Fantasy fallout from the revised Betts deal

After a change in the terms of the Mookie Betts trade, Joc Pederson, left, will now remain with the Dodgers, while Alex Verdugo heads to Boston. AP

After six long days, the Mookie Betts trade finally appears to be complete. While the original proposal, which included prospect Brusdar Graterol going from the Minnesota Twins to the Boston Red Sox, was the more compelling one for all the non-Betts parts involved than the revised one, there's still plenty to note from a fantasy angle.

Kenta Maeda, dealt by the Los Angeles Dodgers to the Twins in both iterations, should experience a boost in value despite the league switch. Since finishing 19th among starting pitchers on the 2016 Player Rater and 47th among starters in wins above replacement that season, Maeda has averaged 24 starts, 11 relief appearances and 138 innings pitched over the past three years, bouncing back and forth between the rotation and bullpen to make his management in fantasy leagues more difficult. In Minnesota, he should be a full-time starter capable of 30-plus starts and 170-plus innings. Considering that his 2016-19 FIP ranked 36th (3.71) and his WHIP 24th (1.15) out of 164 qualifiers, that would make him a pretty good one. That should also vault him up a couple of spots among my starting pitchers, to No. 45, as the firmer role lends more confidence in drafting him.

The Red Sox should also present greater opportunities for two players they acquired from the Dodgers: OF Alex Verdugo and SS Jeter Downs. Verdugo, who batted .294/.342/.475 in 106 games before suffering an oblique injury in August, should replace Betts in right field for Boston. He has .290-20 potential if he's granted everyday at-bats and can stay healthy. Certainly he's a more interesting fantasy option now than new teammate Jackie Bradley Jr., belonging in the top 70 at the position, in the same general area you'd find a Kole Calhoun or Franmil Reyes.

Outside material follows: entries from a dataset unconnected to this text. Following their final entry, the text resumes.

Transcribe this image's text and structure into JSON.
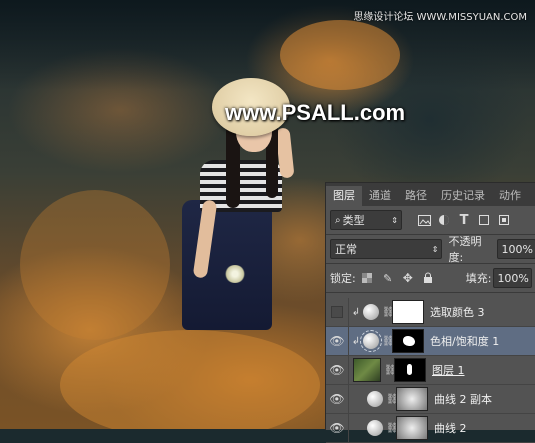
{
  "photo": {
    "watermark": "www.PSALL.com",
    "corner_mark": "思缘设计论坛 WWW.MISSYUAN.COM"
  },
  "layers_panel": {
    "tabs": [
      "图层",
      "通道",
      "路径",
      "历史记录",
      "动作"
    ],
    "active_tab": "图层",
    "filter": {
      "label": "类型",
      "icon": "search-icon"
    },
    "filter_icons": [
      "image-filter-icon",
      "adjustment-filter-icon",
      "type-filter-icon",
      "shape-filter-icon",
      "smart-object-filter-icon"
    ],
    "blend_mode": "正常",
    "opacity_label": "不透明度:",
    "opacity_value": "100%",
    "lock_label": "锁定:",
    "lock_icons": [
      "lock-transparent-icon",
      "lock-paint-icon",
      "lock-move-icon",
      "lock-all-icon"
    ],
    "fill_label": "填充:",
    "fill_value": "100%",
    "layers": [
      {
        "name": "选取颜色 3",
        "visible": false,
        "clipped": true,
        "type": "adjustment",
        "selected": false
      },
      {
        "name": "色相/饱和度 1",
        "visible": true,
        "clipped": true,
        "type": "adjustment",
        "selected": true
      },
      {
        "name": "图层 1",
        "visible": true,
        "clipped": false,
        "type": "pixel",
        "selected": false
      },
      {
        "name": "曲线 2 副本",
        "visible": true,
        "clipped": false,
        "type": "adjustment",
        "selected": false
      },
      {
        "name": "曲线 2",
        "visible": true,
        "clipped": false,
        "type": "adjustment",
        "selected": false
      }
    ]
  }
}
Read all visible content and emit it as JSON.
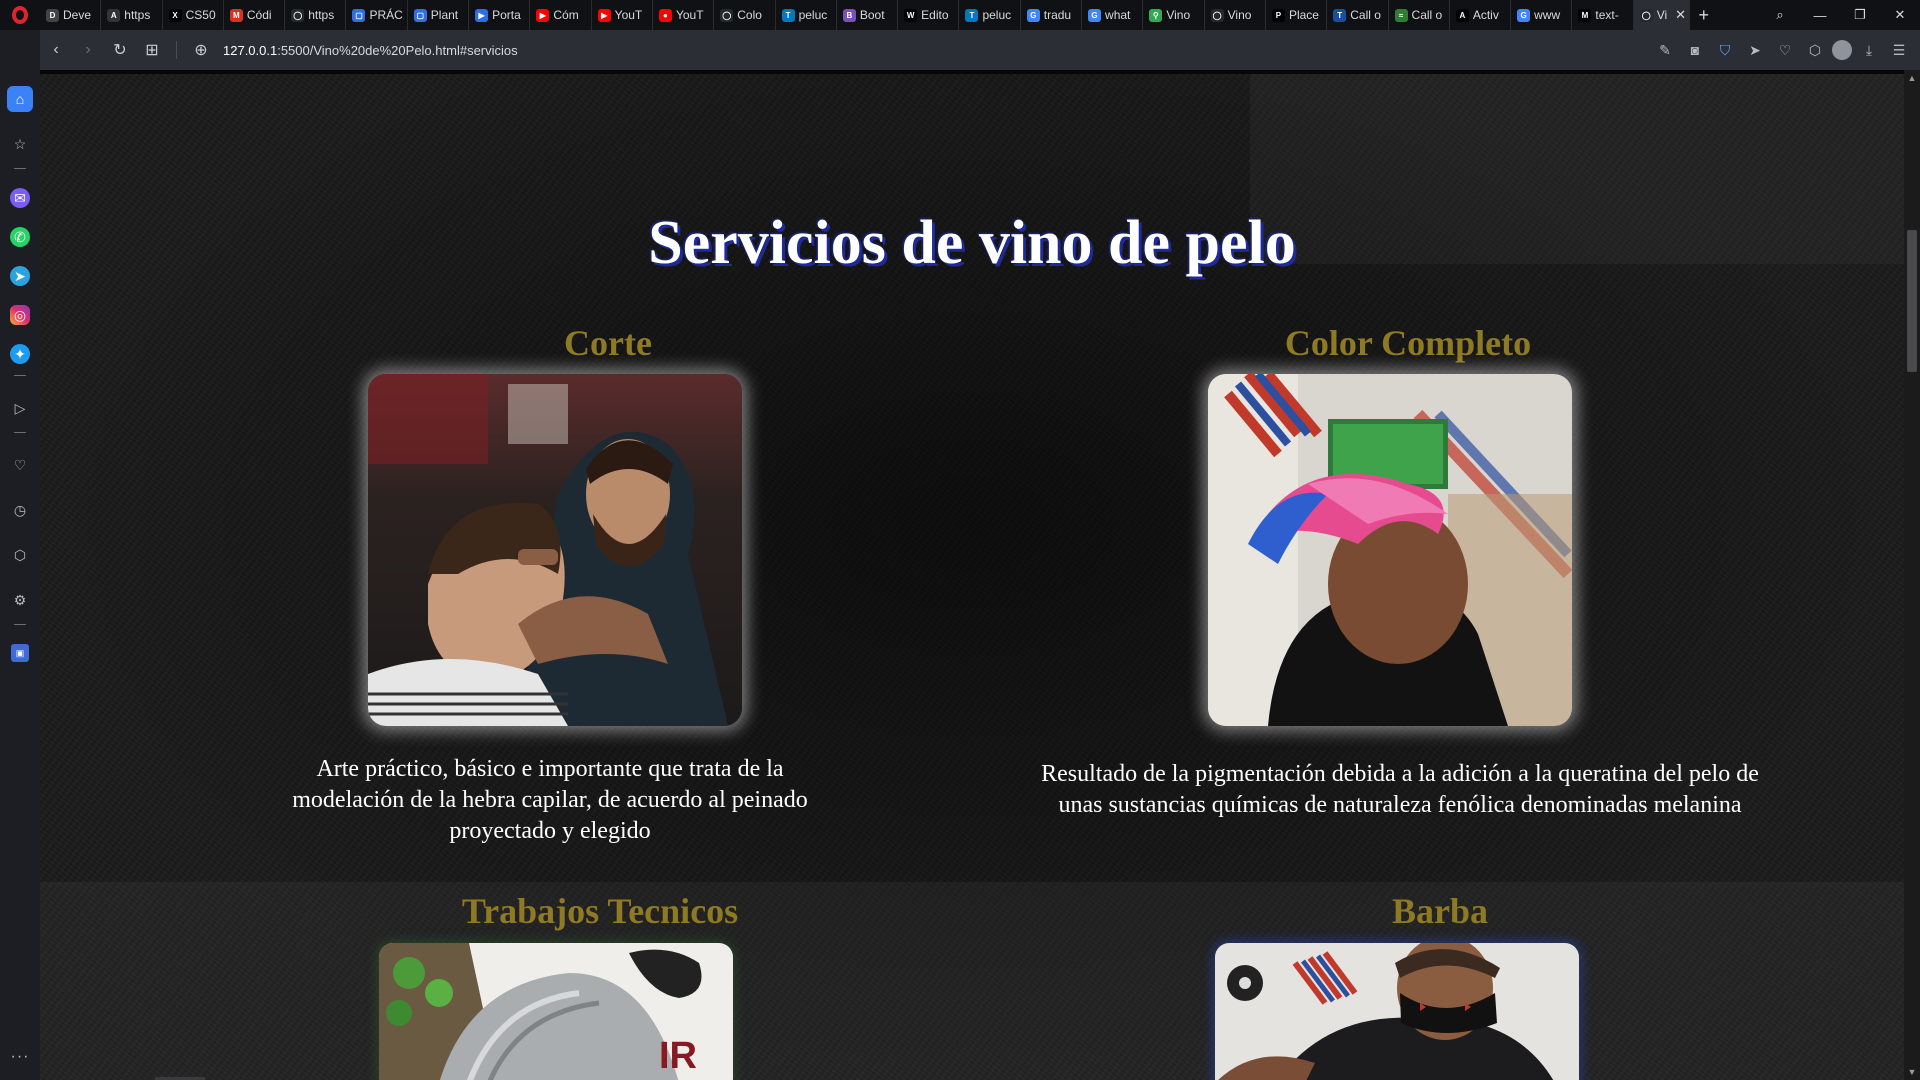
{
  "browser": {
    "tabs": [
      {
        "label": "Deve",
        "icon": "dev-icon",
        "color": "#444444",
        "glyph": "D"
      },
      {
        "label": "https",
        "icon": "a-icon",
        "color": "#333333",
        "glyph": "A"
      },
      {
        "label": "CS50",
        "icon": "x-icon",
        "color": "#000000",
        "glyph": "X"
      },
      {
        "label": "Códi",
        "icon": "gmail-icon",
        "color": "#d93025",
        "glyph": "M"
      },
      {
        "label": "https",
        "icon": "github-icon",
        "color": "#24292e",
        "glyph": "◯"
      },
      {
        "label": "PRÁC",
        "icon": "doc-icon",
        "color": "#2f6fe4",
        "glyph": "▢"
      },
      {
        "label": "Plant",
        "icon": "doc-icon",
        "color": "#2f6fe4",
        "glyph": "▢"
      },
      {
        "label": "Porta",
        "icon": "play-icon",
        "color": "#2f6fe4",
        "glyph": "▶"
      },
      {
        "label": "Cóm",
        "icon": "youtube-icon",
        "color": "#ff0000",
        "glyph": "▶"
      },
      {
        "label": "YouT",
        "icon": "youtube-icon",
        "color": "#ff0000",
        "glyph": "▶"
      },
      {
        "label": "YouT",
        "icon": "youtube-music-icon",
        "color": "#ff0000",
        "glyph": "●"
      },
      {
        "label": "Colo",
        "icon": "github-icon",
        "color": "#24292e",
        "glyph": "◯"
      },
      {
        "label": "peluc",
        "icon": "trello-icon",
        "color": "#0079bf",
        "glyph": "T"
      },
      {
        "label": "Boot",
        "icon": "bootstrap-icon",
        "color": "#7952b3",
        "glyph": "B"
      },
      {
        "label": "Edito",
        "icon": "wix-icon",
        "color": "#000000",
        "glyph": "W"
      },
      {
        "label": "peluc",
        "icon": "trello-icon",
        "color": "#0079bf",
        "glyph": "T"
      },
      {
        "label": "tradu",
        "icon": "google-icon",
        "color": "#4285f4",
        "glyph": "G"
      },
      {
        "label": "what",
        "icon": "google-icon",
        "color": "#4285f4",
        "glyph": "G"
      },
      {
        "label": "Vino",
        "icon": "maps-icon",
        "color": "#34a853",
        "glyph": "⚲"
      },
      {
        "label": "Vino",
        "icon": "github-icon",
        "color": "#24292e",
        "glyph": "◯"
      },
      {
        "label": "Place",
        "icon": "p-icon",
        "color": "#000000",
        "glyph": "P"
      },
      {
        "label": "Call o",
        "icon": "tyc-icon",
        "color": "#1a4fa0",
        "glyph": "T"
      },
      {
        "label": "Call o",
        "icon": "ooo-icon",
        "color": "#2e7d32",
        "glyph": "≈"
      },
      {
        "label": "Activ",
        "icon": "a-triangle-icon",
        "color": "#000000",
        "glyph": "A"
      },
      {
        "label": "www",
        "icon": "google-icon",
        "color": "#4285f4",
        "glyph": "G"
      },
      {
        "label": "text-",
        "icon": "m-icon",
        "color": "#000000",
        "glyph": "M"
      }
    ],
    "active_tab": {
      "label": "Vi",
      "icon": "github-icon"
    },
    "url_host": "127.0.0.1",
    "url_rest": ":5500/Vino%20de%20Pelo.html#servicios"
  },
  "page": {
    "title": "Servicios de vino de pelo",
    "services": [
      {
        "title": "Corte",
        "description": "Arte práctico, básico e importante que trata de la modelación de la hebra capilar, de acuerdo al peinado proyectado y elegido",
        "image": "barber-cutting-hair-photo"
      },
      {
        "title": "Color Completo",
        "description": "Resultado de la pigmentación debida a la adición a la queratina del pelo de unas sustancias químicas de naturaleza fenólica denominadas melanina",
        "image": "pink-dyed-hair-photo"
      },
      {
        "title": "Trabajos Tecnicos",
        "description": "",
        "image": "gray-hair-technical-work-photo"
      },
      {
        "title": "Barba",
        "description": "",
        "image": "barber-beard-trim-photo"
      }
    ]
  },
  "colors": {
    "title_text": "#ffffff",
    "title_shadow": "#1e2a9a",
    "service_title": "#8e7a22",
    "description_text": "#ffffff",
    "background": "#1a1a1b"
  }
}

Downs, a .276/.362/527 hitter in 119 games split between Class-A Rancho Cucamonga and Double-A Tulsa in 2019, is a top-100 prospect who should take over as the franchise's top prospect and has an outside chance of reaching the majors in late 2020. He's a middle infielder with five-category rotisserie potential, as well as strong enough patience and extra-base ability at the plate to be a good find in points-based leagues. Plus, second base appears to be a position of long-term need for the Red Sox. The addition of catching prospect Connor Wong, while less notable for fantasy since he's probably more than a year away and not necessarily a high-impact type, only helps strengthen the deal for the Red Sox in comparison to the original one.

Graterol, who was headed to the Red Sox in the original proposal but now lands with the Dodgers, has a 100 mph sinker and solid slider. It's not unusual that the Twins regarded him as more of a reliever than a starter when they auditioned him in the majors late last year, and the Dodgers can certainly use him in that role in 2020. Considering Kenley Jansen's 2018 and '19 struggles, Graterol could quickly put himself in position as the team's closer of the future, and he's well worth an NL-only or dynasty stash.

Luke Raley, the final piece involved who went from the Twins to the Dodgers, slashed .302/.362/.516 in 33 games for Triple-A Rochester and could fit the platoon-type role that the Dodgers seem to love. He's not fantasy-relevant for now but might become a daily-league consideration if promoted.